- Opening Delimiter -
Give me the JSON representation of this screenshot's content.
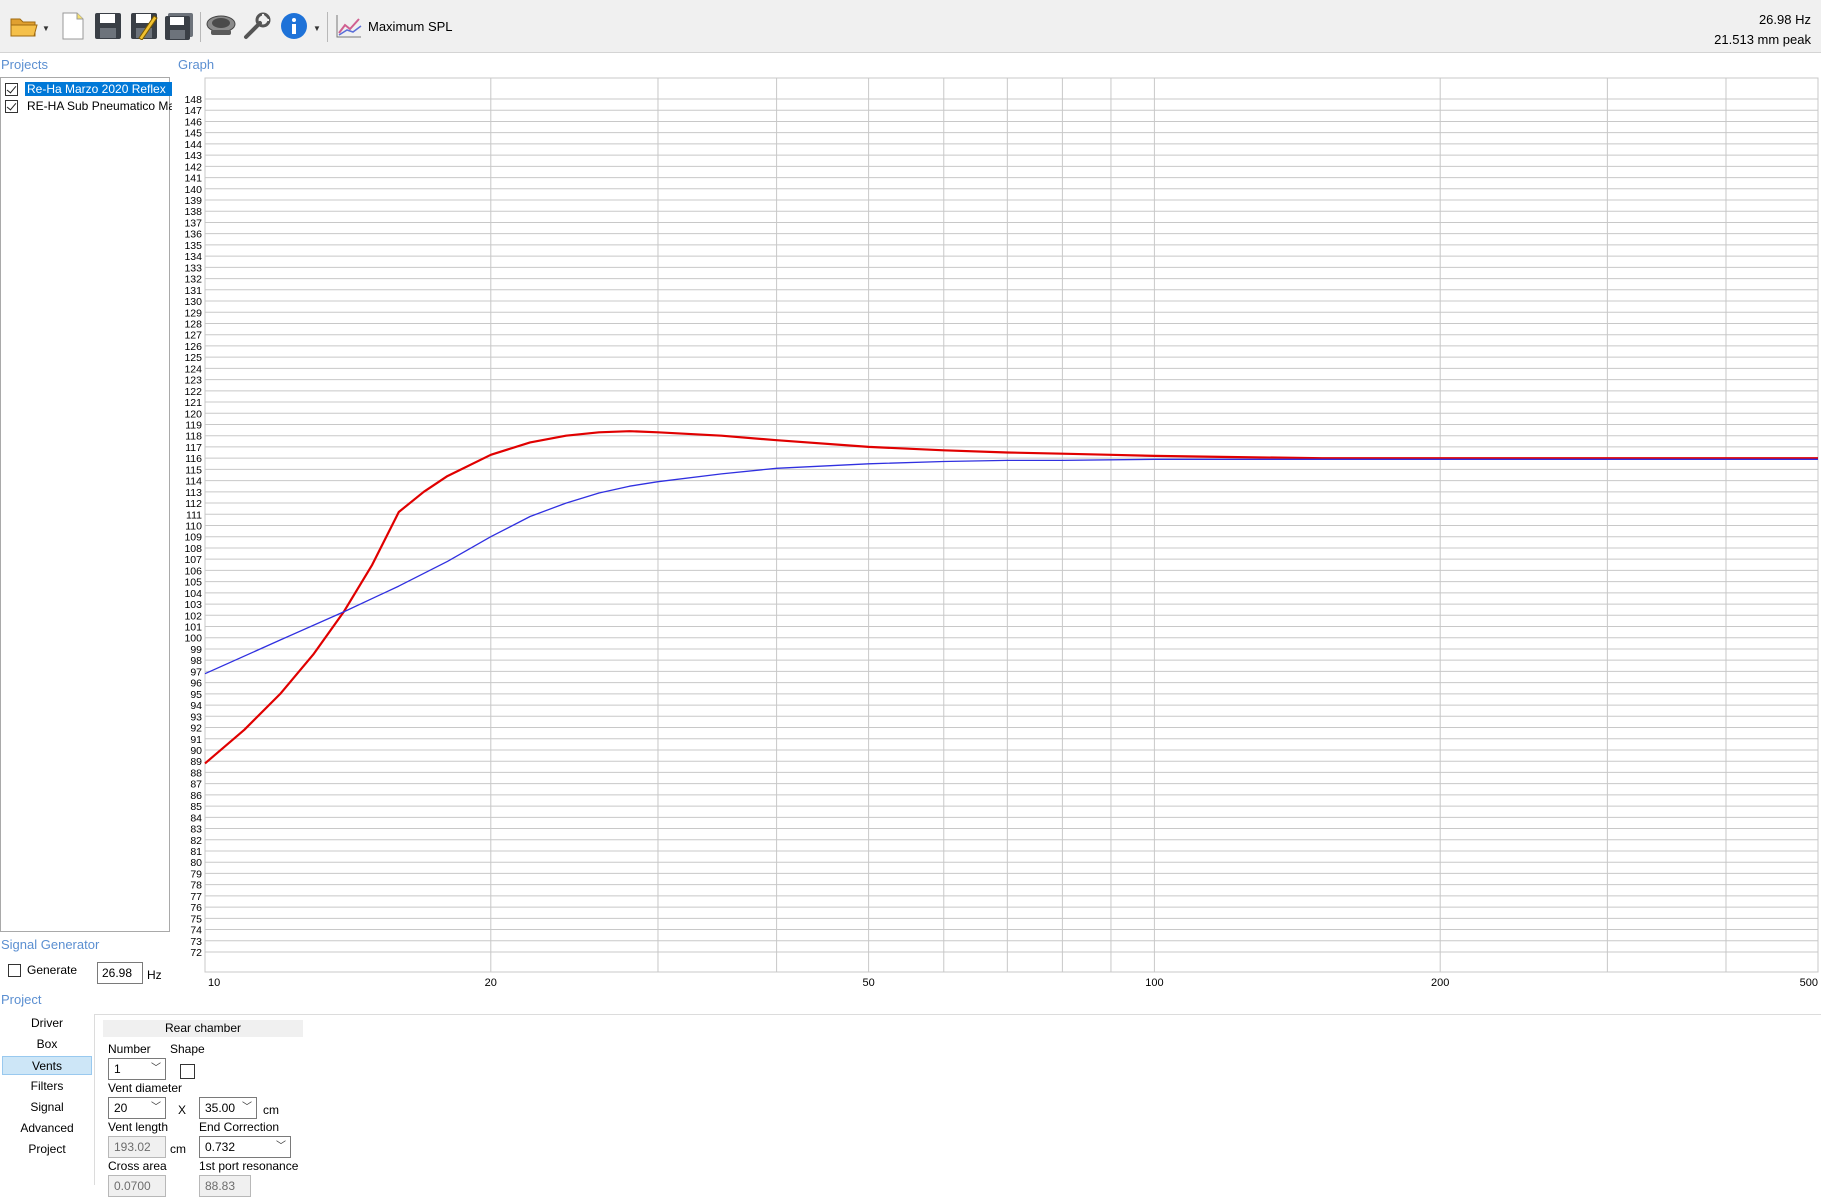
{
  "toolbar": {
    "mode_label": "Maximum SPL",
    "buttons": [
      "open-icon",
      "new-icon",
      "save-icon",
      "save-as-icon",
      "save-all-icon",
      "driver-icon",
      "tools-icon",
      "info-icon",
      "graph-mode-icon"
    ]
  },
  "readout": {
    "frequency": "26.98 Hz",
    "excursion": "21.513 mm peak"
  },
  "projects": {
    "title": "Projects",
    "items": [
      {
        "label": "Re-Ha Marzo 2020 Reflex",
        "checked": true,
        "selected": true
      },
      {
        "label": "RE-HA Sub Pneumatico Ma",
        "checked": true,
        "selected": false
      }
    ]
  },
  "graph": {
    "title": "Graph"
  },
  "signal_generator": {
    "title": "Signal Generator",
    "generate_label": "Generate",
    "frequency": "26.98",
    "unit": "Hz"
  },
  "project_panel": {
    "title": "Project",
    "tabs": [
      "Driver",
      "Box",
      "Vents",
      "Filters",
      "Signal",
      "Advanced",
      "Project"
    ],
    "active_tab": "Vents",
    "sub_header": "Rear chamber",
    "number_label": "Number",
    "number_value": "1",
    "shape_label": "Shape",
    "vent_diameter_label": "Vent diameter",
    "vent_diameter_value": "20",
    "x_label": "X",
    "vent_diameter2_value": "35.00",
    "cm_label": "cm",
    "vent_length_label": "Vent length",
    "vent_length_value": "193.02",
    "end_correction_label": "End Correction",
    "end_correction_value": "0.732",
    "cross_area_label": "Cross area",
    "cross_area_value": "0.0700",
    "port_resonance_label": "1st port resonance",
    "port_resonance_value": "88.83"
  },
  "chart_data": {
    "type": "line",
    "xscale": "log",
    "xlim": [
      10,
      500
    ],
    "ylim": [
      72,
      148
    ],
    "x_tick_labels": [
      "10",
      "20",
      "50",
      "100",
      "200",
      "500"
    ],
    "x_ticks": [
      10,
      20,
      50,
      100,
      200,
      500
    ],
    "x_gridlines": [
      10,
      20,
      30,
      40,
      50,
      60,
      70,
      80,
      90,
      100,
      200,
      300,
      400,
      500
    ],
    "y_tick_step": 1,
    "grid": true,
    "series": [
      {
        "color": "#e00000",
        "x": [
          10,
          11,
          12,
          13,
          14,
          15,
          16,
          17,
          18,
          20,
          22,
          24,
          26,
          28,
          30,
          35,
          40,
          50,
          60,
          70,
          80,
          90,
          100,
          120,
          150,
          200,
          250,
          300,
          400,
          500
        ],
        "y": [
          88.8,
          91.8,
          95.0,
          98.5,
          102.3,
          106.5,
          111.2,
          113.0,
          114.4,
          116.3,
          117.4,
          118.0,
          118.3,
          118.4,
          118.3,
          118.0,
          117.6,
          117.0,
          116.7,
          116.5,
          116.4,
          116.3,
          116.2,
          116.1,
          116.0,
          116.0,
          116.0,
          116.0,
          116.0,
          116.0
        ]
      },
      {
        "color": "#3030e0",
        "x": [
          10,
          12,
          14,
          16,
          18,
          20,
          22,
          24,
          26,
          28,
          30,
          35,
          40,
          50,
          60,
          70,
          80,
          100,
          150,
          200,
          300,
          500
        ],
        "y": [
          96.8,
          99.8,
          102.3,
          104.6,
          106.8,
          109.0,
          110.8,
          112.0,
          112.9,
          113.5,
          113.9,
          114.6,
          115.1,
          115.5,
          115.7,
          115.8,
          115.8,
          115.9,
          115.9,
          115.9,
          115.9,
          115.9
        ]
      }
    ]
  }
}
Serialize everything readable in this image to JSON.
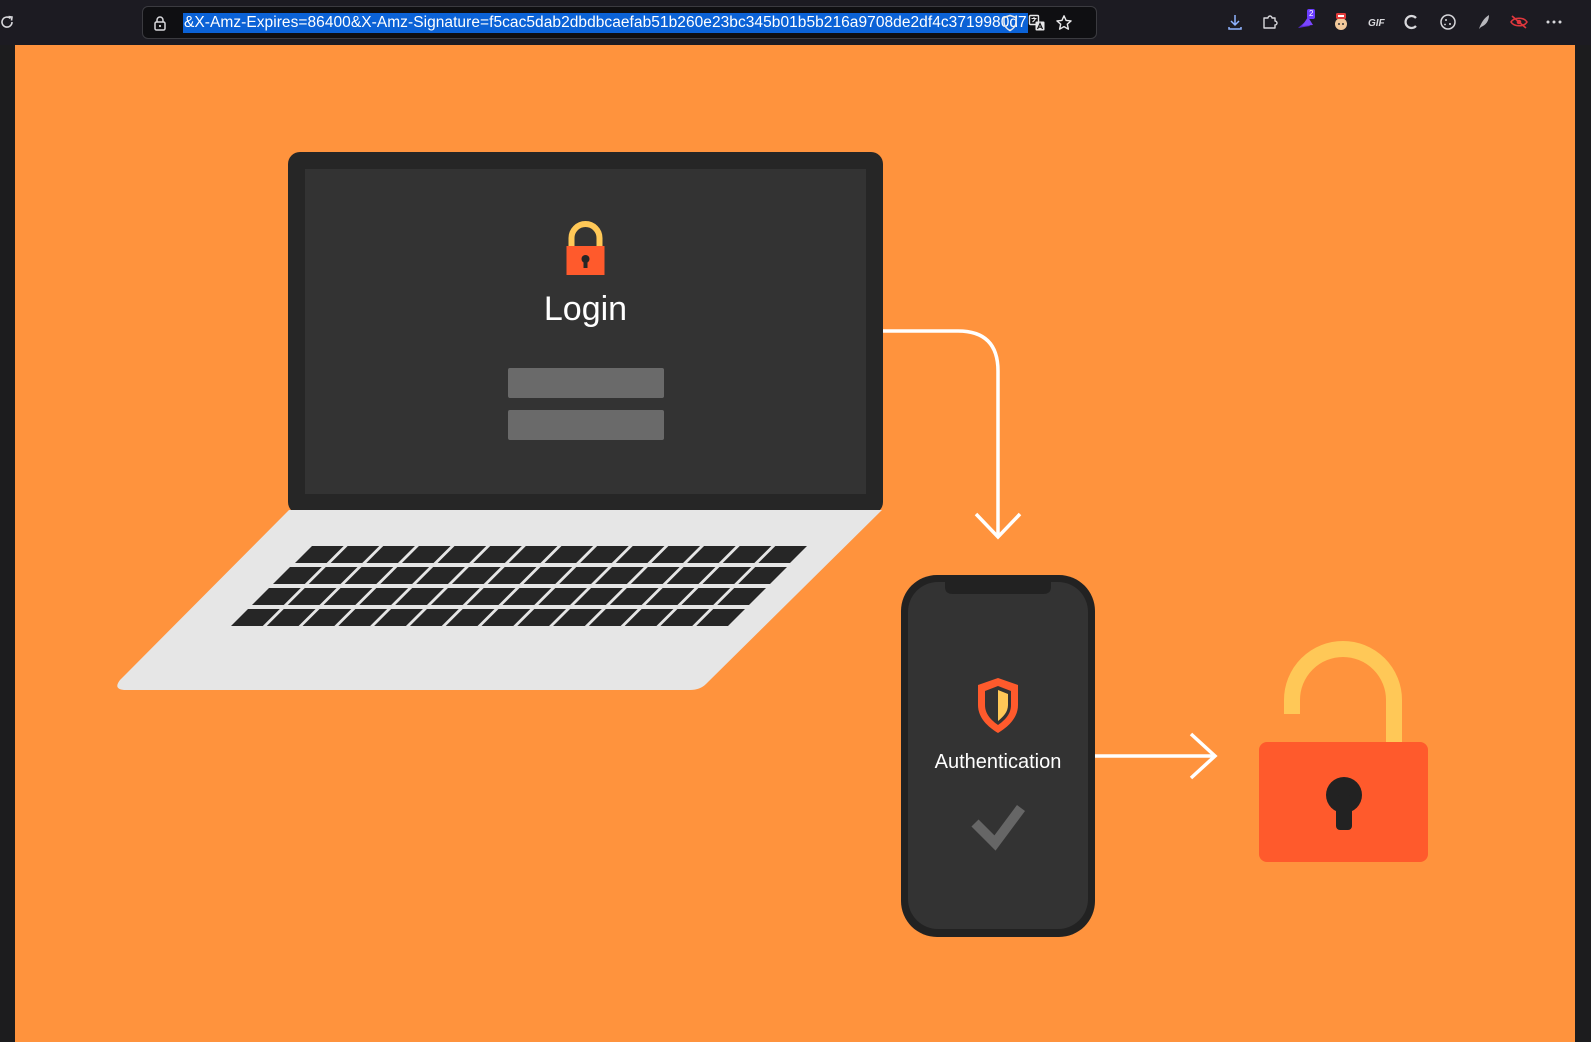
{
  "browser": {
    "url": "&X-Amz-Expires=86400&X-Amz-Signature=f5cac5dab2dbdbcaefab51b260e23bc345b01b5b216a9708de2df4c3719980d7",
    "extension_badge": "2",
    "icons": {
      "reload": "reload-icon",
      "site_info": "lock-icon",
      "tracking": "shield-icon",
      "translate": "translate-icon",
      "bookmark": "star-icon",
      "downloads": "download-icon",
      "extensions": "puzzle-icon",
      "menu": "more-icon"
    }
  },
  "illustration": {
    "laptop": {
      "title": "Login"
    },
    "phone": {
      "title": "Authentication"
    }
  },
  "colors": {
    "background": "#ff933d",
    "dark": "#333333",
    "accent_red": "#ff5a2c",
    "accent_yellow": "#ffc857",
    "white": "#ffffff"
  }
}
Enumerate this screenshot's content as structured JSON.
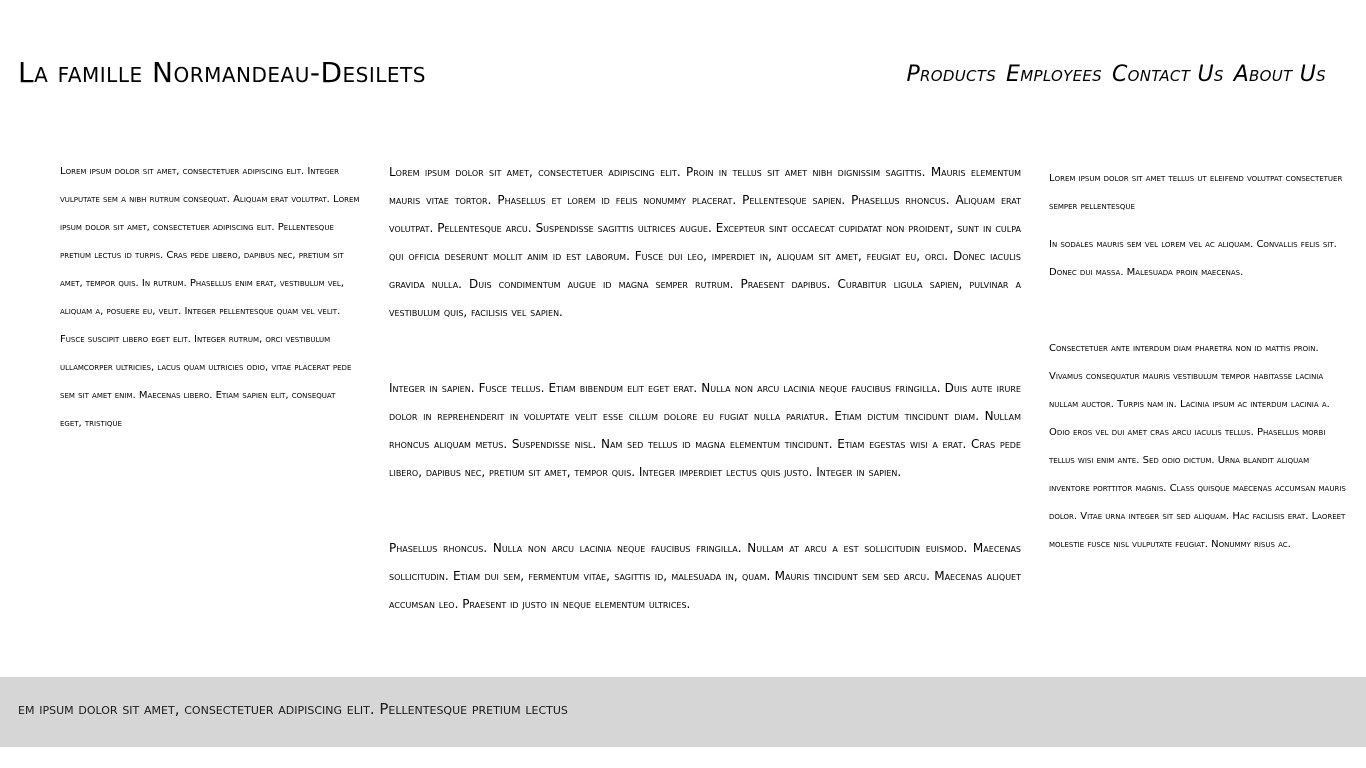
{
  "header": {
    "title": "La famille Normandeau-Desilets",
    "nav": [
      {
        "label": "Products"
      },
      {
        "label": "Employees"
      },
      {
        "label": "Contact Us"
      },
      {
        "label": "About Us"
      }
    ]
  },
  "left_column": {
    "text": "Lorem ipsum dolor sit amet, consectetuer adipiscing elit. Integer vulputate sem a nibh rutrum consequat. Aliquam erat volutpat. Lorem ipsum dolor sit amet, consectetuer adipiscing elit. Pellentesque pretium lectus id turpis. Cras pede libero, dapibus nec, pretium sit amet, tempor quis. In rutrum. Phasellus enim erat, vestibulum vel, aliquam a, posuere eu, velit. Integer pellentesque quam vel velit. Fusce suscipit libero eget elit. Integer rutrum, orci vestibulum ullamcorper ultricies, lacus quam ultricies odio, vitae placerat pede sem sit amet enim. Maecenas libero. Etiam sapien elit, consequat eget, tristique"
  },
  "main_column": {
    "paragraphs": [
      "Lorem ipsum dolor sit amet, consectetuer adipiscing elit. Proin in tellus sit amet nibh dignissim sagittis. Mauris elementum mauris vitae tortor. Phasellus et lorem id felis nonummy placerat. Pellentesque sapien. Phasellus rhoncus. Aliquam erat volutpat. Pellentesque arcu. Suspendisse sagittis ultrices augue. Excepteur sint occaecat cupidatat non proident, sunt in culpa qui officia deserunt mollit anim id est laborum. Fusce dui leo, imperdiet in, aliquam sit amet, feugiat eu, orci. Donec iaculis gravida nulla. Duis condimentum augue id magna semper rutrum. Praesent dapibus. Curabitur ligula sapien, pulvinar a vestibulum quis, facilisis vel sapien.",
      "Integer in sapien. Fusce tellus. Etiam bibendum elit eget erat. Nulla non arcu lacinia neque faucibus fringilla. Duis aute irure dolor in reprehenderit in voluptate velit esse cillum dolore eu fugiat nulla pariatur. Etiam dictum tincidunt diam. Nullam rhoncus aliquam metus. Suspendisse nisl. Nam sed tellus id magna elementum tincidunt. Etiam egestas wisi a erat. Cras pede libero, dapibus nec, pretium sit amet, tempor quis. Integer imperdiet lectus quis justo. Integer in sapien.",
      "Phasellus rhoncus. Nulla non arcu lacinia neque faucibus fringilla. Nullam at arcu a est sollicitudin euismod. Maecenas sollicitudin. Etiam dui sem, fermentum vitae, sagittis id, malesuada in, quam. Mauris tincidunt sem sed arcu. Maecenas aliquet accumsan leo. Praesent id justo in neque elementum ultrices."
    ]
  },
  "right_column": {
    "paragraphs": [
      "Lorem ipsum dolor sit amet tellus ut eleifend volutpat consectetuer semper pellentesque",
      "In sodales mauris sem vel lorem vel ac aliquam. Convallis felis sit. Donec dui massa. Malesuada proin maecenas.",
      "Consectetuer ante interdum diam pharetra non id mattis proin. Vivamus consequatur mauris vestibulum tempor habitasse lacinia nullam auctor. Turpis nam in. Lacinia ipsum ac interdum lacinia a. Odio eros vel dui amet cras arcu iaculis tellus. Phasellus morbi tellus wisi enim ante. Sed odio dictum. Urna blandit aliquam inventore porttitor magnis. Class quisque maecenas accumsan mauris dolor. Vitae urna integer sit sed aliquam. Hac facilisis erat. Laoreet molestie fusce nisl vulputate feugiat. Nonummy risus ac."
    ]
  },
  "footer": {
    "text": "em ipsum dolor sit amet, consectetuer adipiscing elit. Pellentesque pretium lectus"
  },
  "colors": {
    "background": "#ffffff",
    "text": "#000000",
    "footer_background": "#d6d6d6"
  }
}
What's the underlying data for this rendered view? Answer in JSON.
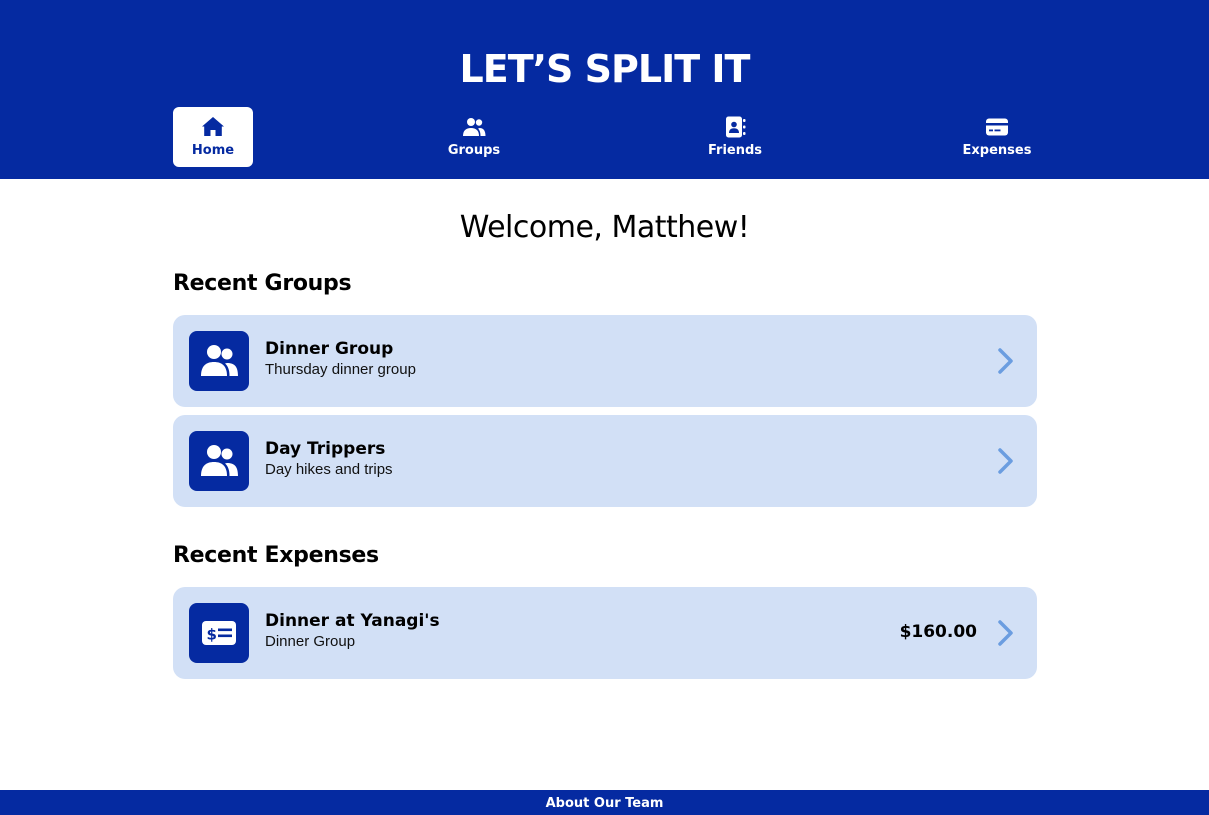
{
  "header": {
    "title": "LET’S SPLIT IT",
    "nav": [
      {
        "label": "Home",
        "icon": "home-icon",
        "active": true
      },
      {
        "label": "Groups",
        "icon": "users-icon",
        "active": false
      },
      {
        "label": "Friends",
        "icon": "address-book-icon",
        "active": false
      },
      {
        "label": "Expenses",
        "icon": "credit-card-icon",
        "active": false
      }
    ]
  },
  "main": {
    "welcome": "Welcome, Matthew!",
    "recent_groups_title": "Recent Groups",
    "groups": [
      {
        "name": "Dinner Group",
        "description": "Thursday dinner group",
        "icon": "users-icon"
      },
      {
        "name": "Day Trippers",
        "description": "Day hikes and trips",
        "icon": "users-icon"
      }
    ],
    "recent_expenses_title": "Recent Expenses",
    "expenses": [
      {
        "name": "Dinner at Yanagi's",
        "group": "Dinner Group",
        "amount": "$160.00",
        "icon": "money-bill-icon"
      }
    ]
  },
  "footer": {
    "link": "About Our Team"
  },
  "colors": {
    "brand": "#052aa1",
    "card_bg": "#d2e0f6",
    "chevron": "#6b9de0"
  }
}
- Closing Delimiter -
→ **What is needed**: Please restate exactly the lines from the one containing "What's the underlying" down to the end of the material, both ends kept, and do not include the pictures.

→ **Output for this task**:
What's the underlying data for this rendered view? Answer in JSON.
{
  "header": {
    "title": "LET’S SPLIT IT",
    "nav": [
      {
        "label": "Home",
        "icon": "home-icon",
        "active": true
      },
      {
        "label": "Groups",
        "icon": "users-icon",
        "active": false
      },
      {
        "label": "Friends",
        "icon": "address-book-icon",
        "active": false
      },
      {
        "label": "Expenses",
        "icon": "credit-card-icon",
        "active": false
      }
    ]
  },
  "main": {
    "welcome": "Welcome, Matthew!",
    "recent_groups_title": "Recent Groups",
    "groups": [
      {
        "name": "Dinner Group",
        "description": "Thursday dinner group",
        "icon": "users-icon"
      },
      {
        "name": "Day Trippers",
        "description": "Day hikes and trips",
        "icon": "users-icon"
      }
    ],
    "recent_expenses_title": "Recent Expenses",
    "expenses": [
      {
        "name": "Dinner at Yanagi's",
        "group": "Dinner Group",
        "amount": "$160.00",
        "icon": "money-bill-icon"
      }
    ]
  },
  "footer": {
    "link": "About Our Team"
  },
  "colors": {
    "brand": "#052aa1",
    "card_bg": "#d2e0f6",
    "chevron": "#6b9de0"
  }
}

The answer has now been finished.